1.       To redeem or repay long term liabilities.  For example: debentures, long term loans etc.
2.       To replace wasting assets. For example: mines etc.
3.       To replace an asset of depreciable nature. For example fixed assets.
Creation of Sinking fund for redemption of debentures:
For redemption of debentures or other long term liabilities, a fixed amount is kept aside yearly as sinking fund for the specific purpose and the same amount is invested in securities etc.  for a specific period so that the sufficient amount is available at the time of redemption of long term liabilities. The amount to be set aside can be determined with the help of Sinking fund table.

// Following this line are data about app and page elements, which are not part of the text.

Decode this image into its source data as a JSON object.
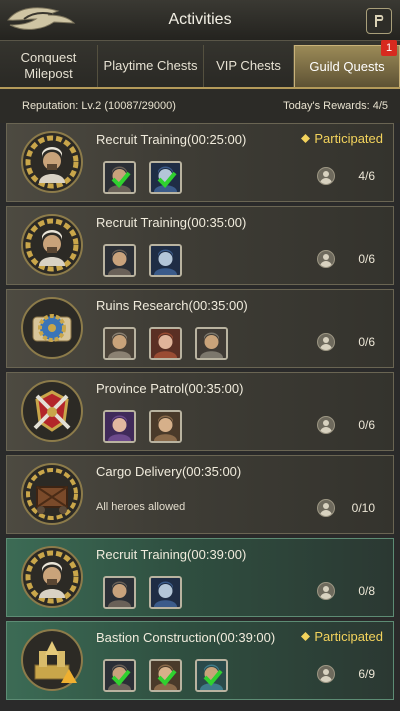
{
  "header": {
    "title": "Activities"
  },
  "tabs": [
    {
      "label": "Conquest\nMilepost"
    },
    {
      "label": "Playtime Chests"
    },
    {
      "label": "VIP Chests"
    },
    {
      "label": "Guild Quests",
      "badge": "1",
      "active": true
    }
  ],
  "info": {
    "reputation": "Reputation: Lv.2 (10087/29000)",
    "rewards": "Today's Rewards: 4/5"
  },
  "quests": [
    {
      "title": "Recruit Training(00:25:00)",
      "status": "Participated",
      "slots": "4/6",
      "emblem": "warrior-bust-emblem",
      "heroes": [
        "hero-portrait-hooded-checked",
        "hero-portrait-masked-checked"
      ],
      "theme": "plain"
    },
    {
      "title": "Recruit Training(00:35:00)",
      "status": "",
      "slots": "0/6",
      "emblem": "warrior-bust-emblem",
      "heroes": [
        "hero-portrait-hooded",
        "hero-portrait-masked"
      ],
      "theme": "plain"
    },
    {
      "title": "Ruins Research(00:35:00)",
      "status": "",
      "slots": "0/6",
      "emblem": "scroll-gear-emblem",
      "heroes": [
        "hero-portrait-armored",
        "hero-portrait-female",
        "hero-portrait-helmet"
      ],
      "theme": "plain"
    },
    {
      "title": "Province Patrol(00:35:00)",
      "status": "",
      "slots": "0/6",
      "emblem": "crossed-swords-emblem",
      "heroes": [
        "hero-portrait-dark-haired",
        "hero-portrait-bearded"
      ],
      "theme": "plain"
    },
    {
      "title": "Cargo Delivery(00:35:00)",
      "status": "",
      "allowed": "All heroes allowed",
      "slots": "0/10",
      "emblem": "cargo-crate-emblem",
      "heroes": [],
      "theme": "plain"
    },
    {
      "title": "Recruit Training(00:39:00)",
      "status": "",
      "slots": "0/8",
      "emblem": "warrior-bust-emblem",
      "heroes": [
        "hero-portrait-hooded",
        "hero-portrait-masked"
      ],
      "theme": "green"
    },
    {
      "title": "Bastion Construction(00:39:00)",
      "status": "Participated",
      "slots": "6/9",
      "emblem": "castle-emblem",
      "heroes": [
        "hero-portrait-hooded-checked",
        "hero-portrait-bearded-checked",
        "hero-portrait-turban-checked"
      ],
      "theme": "green"
    }
  ],
  "colors": {
    "participated": "#f3d35c",
    "badge": "#d72a1f",
    "active_tab": "#9b8a57",
    "green_card": "#3c6b55",
    "check": "#2fd12f"
  }
}
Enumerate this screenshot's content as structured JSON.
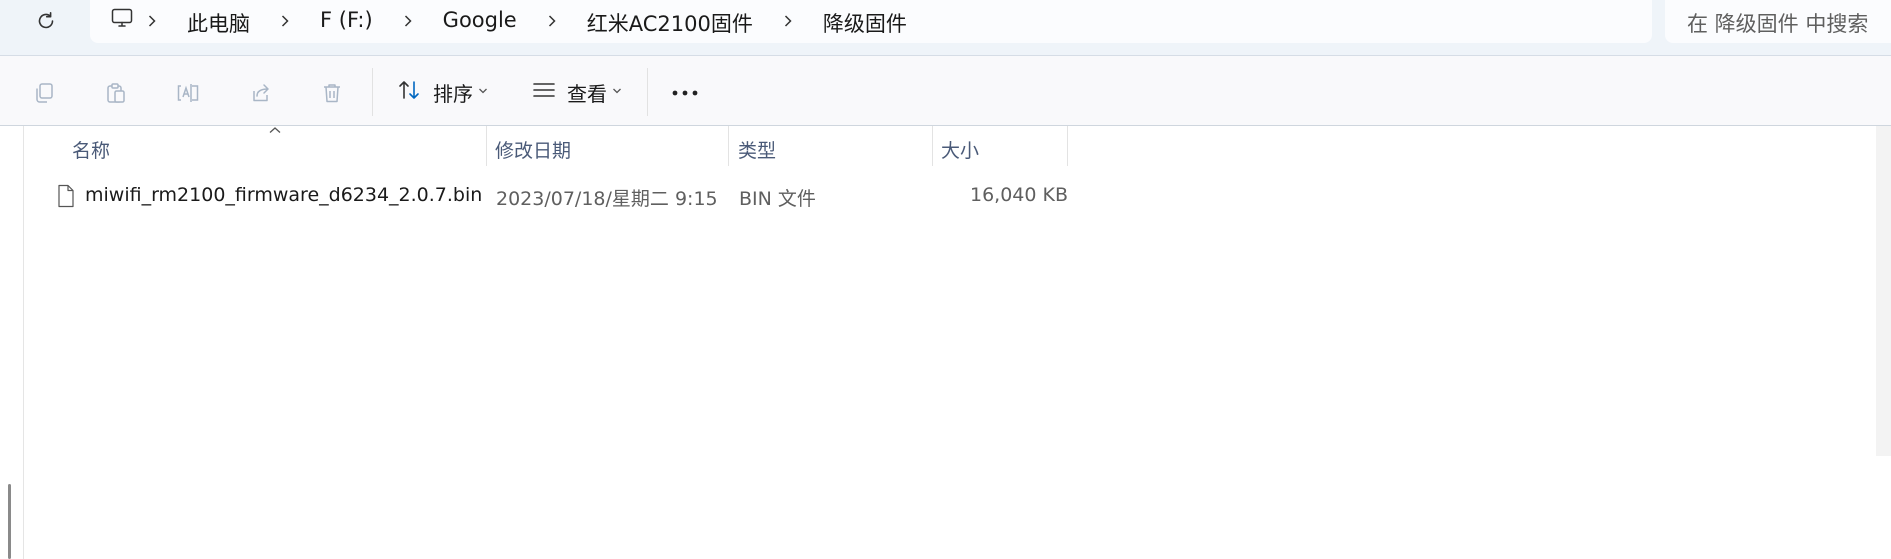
{
  "window": {
    "breadcrumb": [
      "此电脑",
      "F (F:)",
      "Google",
      "红米AC2100固件",
      "降级固件"
    ],
    "search_placeholder": "在 降级固件 中搜索"
  },
  "toolbar": {
    "sort_label": "排序",
    "view_label": "查看",
    "icons": [
      "copy-icon",
      "paste-icon",
      "rename-icon",
      "share-icon",
      "delete-icon",
      "sort-icon",
      "view-icon",
      "more-icon"
    ]
  },
  "columns": {
    "name": "名称",
    "modified": "修改日期",
    "type": "类型",
    "size": "大小"
  },
  "files": [
    {
      "name": "miwifi_rm2100_firmware_d6234_2.0.7.bin",
      "modified": "2023/07/18/星期二 9:15",
      "type": "BIN 文件",
      "size": "16,040 KB"
    }
  ],
  "colors": {
    "accent": "#0067c0",
    "topbar_bg": "#eff4f9",
    "header_text": "#4a5a78"
  }
}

The amount kept aside should not be debited to Profit and loss account but to Profit and loss appropriation account because the same is an allocation of profit not expenditure.
Q.7. What is Debenture Trust Deed and Zero coupon bonds/Debentures?
Ans: Debentures Trust Deed: It is a document created by the company whereby trustees are appointed to protect the interest of debenture holders before they are offered for public subscription.
Zero Coupon Bonds: It is a type of debentures which do not carry any rate of interest.
Q.8. Explain the provisions of Debenture Redemption Reserve (DRR) according to the Indian Companies Act, 2013.
Ans: Creation of Debenture Redemption Reserve: The company shall create a Debenture Redemption Reserve for the purpose of redemption of debentures, in accordance with the conditions given below;
(a) the Debenture Redemption Reserve shall be created out of the profits of the company available for payment of dividend;
(b) the company shall create Debenture Redemption Reserve equivalent to at least 50% of the amount raised through the debenture issue before debenture redemption commences
(c) in case of partly convertible debentures, Debenture Redemption Reserve shall be created in respect of non-convertible portion of debenture.
Creation of DRR is not necessary in the following cases:
a. Infrastructure companies
b. A company issuing debentures with maturity period of less than 18 months.